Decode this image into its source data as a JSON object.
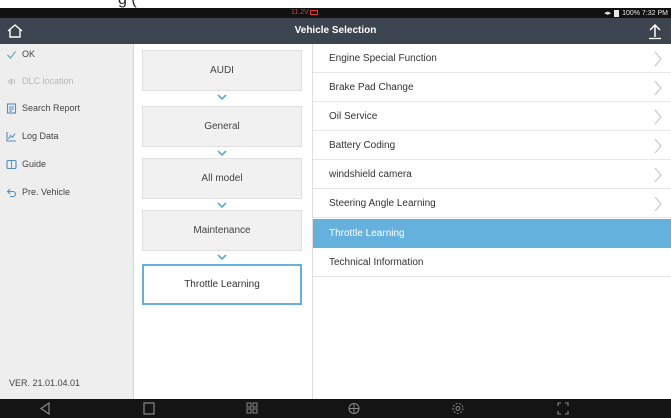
{
  "status": {
    "voltage": "11.2V",
    "right": "100% 7:32 PM"
  },
  "header": {
    "title": "Vehicle Selection"
  },
  "sidebar": {
    "items": [
      {
        "label": "OK",
        "icon": "check-icon",
        "enabled": true
      },
      {
        "label": "DLC location",
        "icon": "dlc-icon",
        "enabled": false
      },
      {
        "label": "Search Report",
        "icon": "report-icon",
        "enabled": true
      },
      {
        "label": "Log Data",
        "icon": "log-data-icon",
        "enabled": true
      },
      {
        "label": "Guide",
        "icon": "guide-icon",
        "enabled": true
      },
      {
        "label": "Pre. Vehicle",
        "icon": "return-icon",
        "enabled": true
      }
    ],
    "version": "VER. 21.01.04.01"
  },
  "breadcrumb": {
    "items": [
      "AUDI",
      "General",
      "All model",
      "Maintenance",
      "Throttle Learning"
    ]
  },
  "functions": {
    "items": [
      {
        "label": "Engine Special Function",
        "has_arrow": true
      },
      {
        "label": "Brake Pad Change",
        "has_arrow": true
      },
      {
        "label": "Oil Service",
        "has_arrow": true
      },
      {
        "label": "Battery Coding",
        "has_arrow": true
      },
      {
        "label": "windshield camera",
        "has_arrow": true
      },
      {
        "label": "Steering Angle Learning",
        "has_arrow": true
      },
      {
        "label": "Throttle Learning",
        "has_arrow": false,
        "selected": true
      },
      {
        "label": "Technical Information",
        "has_arrow": false
      }
    ]
  },
  "colors": {
    "accent": "#64b1dd",
    "titlebar": "#3c4450",
    "sidebar": "#eeeeef",
    "chevron": "#5aa9d8"
  }
}
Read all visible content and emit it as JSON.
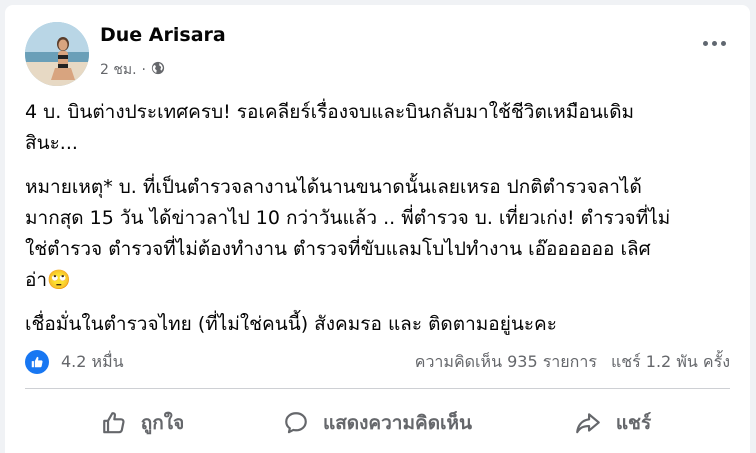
{
  "post": {
    "author": "Due Arisara",
    "time": "2 ชม.",
    "separator": "·",
    "paragraphs": [
      "4 บ. บินต่างประเทศครบ! รอเคลียร์เรื่องจบและบินกลับมาใช้ชีวิตเหมือนเดิม\nสินะ...",
      "หมายเหตุ* บ. ที่เป็นตำรวจลางานได้นานขนาดนั้นเลยเหรอ ปกติตำรวจลาได้\nมากสุด 15 วัน ได้ข่าวลาไป 10 กว่าวันแล้ว .. พี่ตำรวจ บ. เที่ยวเก่ง! ตำรวจที่ไม่\nใช่ตำรวจ ตำรวจที่ไม่ต้องทำงาน ตำรวจที่ขับแลมโบไปทำงาน เอ๊ออออออ เลิศ\nอ่า🙄",
      "เชื่อมั่นในตำรวจไทย (ที่ไม่ใช่คนนี้) สังคมรอ และ ติดตามอยู่นะคะ"
    ]
  },
  "stats": {
    "likes": "4.2 หมื่น",
    "comments": "ความคิดเห็น 935 รายการ",
    "shares": "แชร์ 1.2 พัน ครั้ง"
  },
  "actions": {
    "like": "ถูกใจ",
    "comment": "แสดงความคิดเห็น",
    "share": "แชร์"
  },
  "icons": {
    "privacy": "globe-icon",
    "reaction": "like-icon",
    "more": "more-options-icon"
  },
  "colors": {
    "accent": "#1877f2",
    "secondary_text": "#65676b"
  }
}
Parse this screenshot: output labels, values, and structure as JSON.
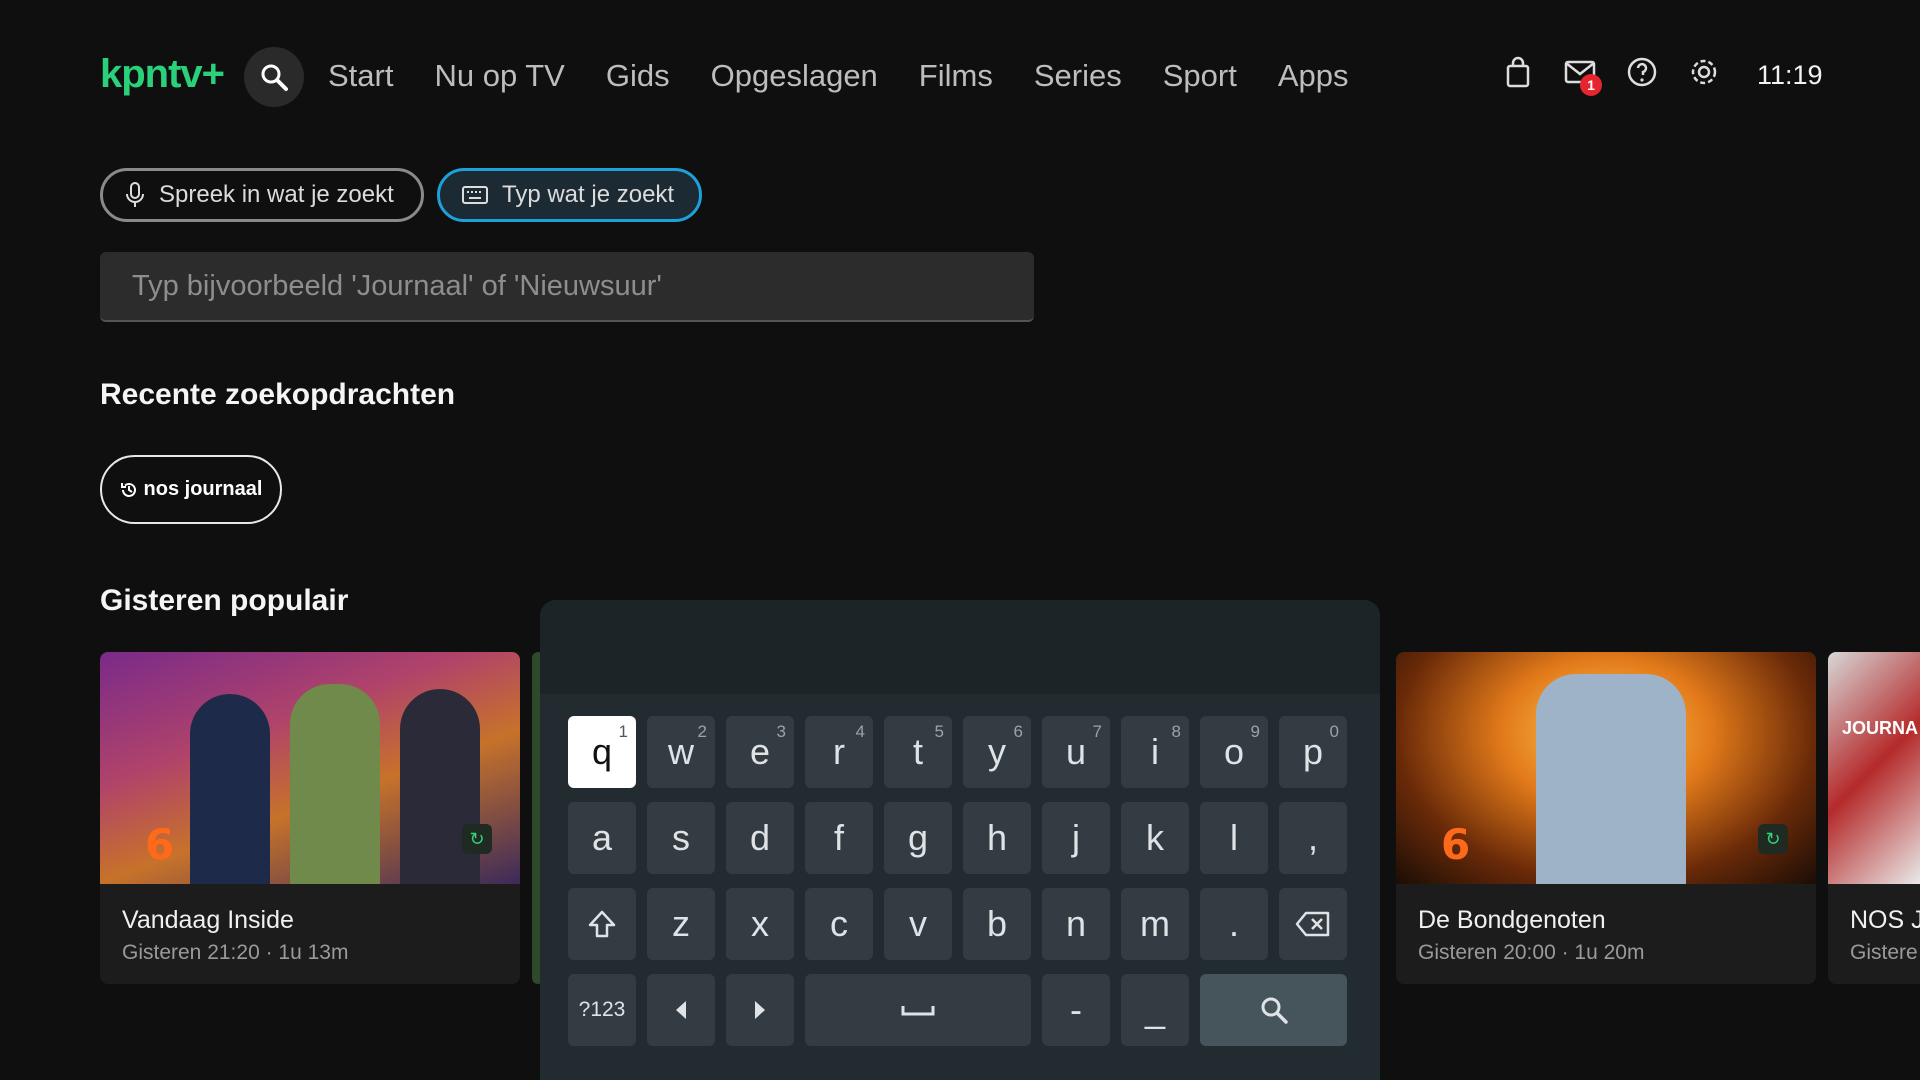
{
  "header": {
    "logo": "kpntv+",
    "nav": [
      "Start",
      "Nu op TV",
      "Gids",
      "Opgeslagen",
      "Films",
      "Series",
      "Sport",
      "Apps"
    ],
    "mail_badge": "1",
    "clock": "11:19",
    "icons": [
      "search-icon",
      "shopping-bag-icon",
      "mail-icon",
      "help-icon",
      "settings-icon"
    ]
  },
  "search": {
    "voice_label": "Spreek in wat je zoekt",
    "type_label": "Typ wat je zoekt",
    "placeholder": "Typ bijvoorbeeld 'Journaal' of 'Nieuwsuur'"
  },
  "recent": {
    "title": "Recente zoekopdrachten",
    "items": [
      "nos journaal"
    ]
  },
  "popular": {
    "title": "Gisteren populair",
    "cards": [
      {
        "title": "Vandaag Inside",
        "sub": "Gisteren 21:20 · 1u 13m",
        "channel": "6"
      },
      {
        "title": "De Bondgenoten",
        "sub": "Gisteren 20:00 · 1u 20m",
        "channel": "6"
      },
      {
        "title": "NOS Jo",
        "sub": "Gistere",
        "thumb_text": "JOURNA"
      }
    ]
  },
  "keyboard": {
    "row1": [
      {
        "k": "q",
        "n": "1"
      },
      {
        "k": "w",
        "n": "2"
      },
      {
        "k": "e",
        "n": "3"
      },
      {
        "k": "r",
        "n": "4"
      },
      {
        "k": "t",
        "n": "5"
      },
      {
        "k": "y",
        "n": "6"
      },
      {
        "k": "u",
        "n": "7"
      },
      {
        "k": "i",
        "n": "8"
      },
      {
        "k": "o",
        "n": "9"
      },
      {
        "k": "p",
        "n": "0"
      }
    ],
    "row2": [
      "a",
      "s",
      "d",
      "f",
      "g",
      "h",
      "j",
      "k",
      "l",
      ","
    ],
    "row3": [
      "z",
      "x",
      "c",
      "v",
      "b",
      "n",
      "m",
      "."
    ],
    "symbols_label": "?123",
    "dash": "-",
    "underscore": "_",
    "focused_key": "q"
  },
  "colors": {
    "accent_green": "#2bd17a",
    "focus_blue": "#1ea0d8",
    "badge_red": "#e5262e"
  }
}
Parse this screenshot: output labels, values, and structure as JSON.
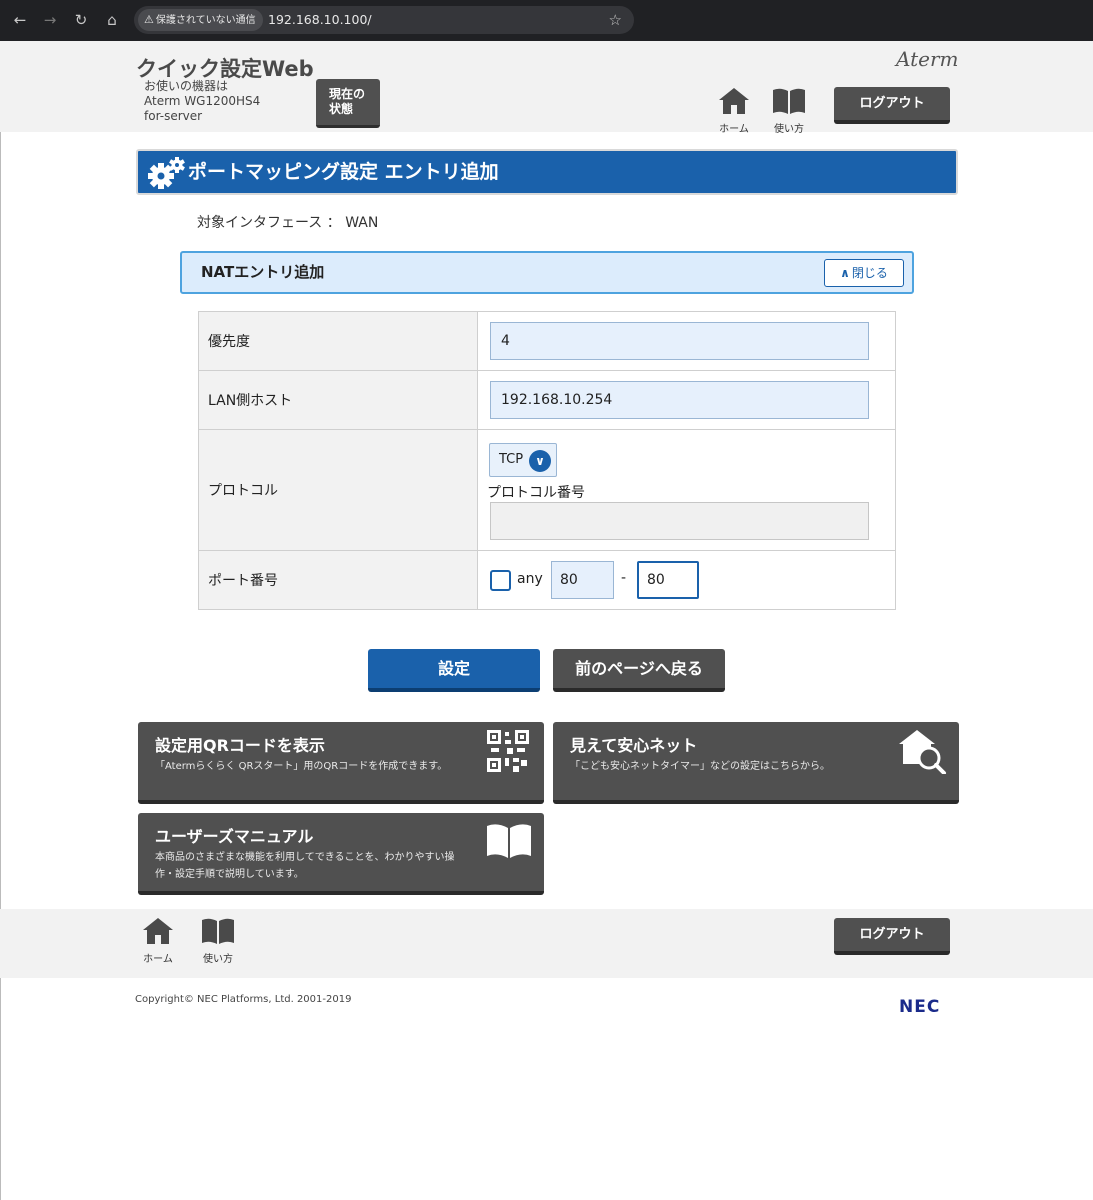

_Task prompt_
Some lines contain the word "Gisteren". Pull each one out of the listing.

_Written solution_
    "title": "Gisteren populair",
        "sub": "Gisteren 21:20 · 1u 13m",
        "sub": "Gisteren 20:00 · 1u 20m",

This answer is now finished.